## Activity
Repeat every entry, word for word, leaving no line out.

## Data provided

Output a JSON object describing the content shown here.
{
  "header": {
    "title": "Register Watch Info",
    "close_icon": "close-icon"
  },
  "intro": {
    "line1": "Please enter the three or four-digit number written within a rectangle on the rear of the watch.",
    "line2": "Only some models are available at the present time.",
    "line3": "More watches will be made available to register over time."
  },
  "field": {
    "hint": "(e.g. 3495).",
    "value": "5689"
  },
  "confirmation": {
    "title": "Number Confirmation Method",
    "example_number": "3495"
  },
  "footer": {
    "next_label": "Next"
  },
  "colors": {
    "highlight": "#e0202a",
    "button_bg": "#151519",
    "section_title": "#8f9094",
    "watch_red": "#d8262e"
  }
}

## Exercise answer
Output a JSON object describing the content shown here.
{
  "header": {
    "title": "Register Watch Info",
    "close_icon": "close-icon"
  },
  "intro": {
    "line1": "Please enter the three or four-digit number written within a rectangle on the rear of the watch.",
    "line2": "Only some models are available at the present time.",
    "line3": "More watches will be made available to register over time."
  },
  "field": {
    "hint": "(e.g. 3495).",
    "value": "5689"
  },
  "confirmation": {
    "title": "Number Confirmation Method",
    "example_number": "3495"
  },
  "footer": {
    "next_label": "Next"
  },
  "colors": {
    "highlight": "#e0202a",
    "button_bg": "#151519",
    "section_title": "#8f9094",
    "watch_red": "#d8262e"
  }
}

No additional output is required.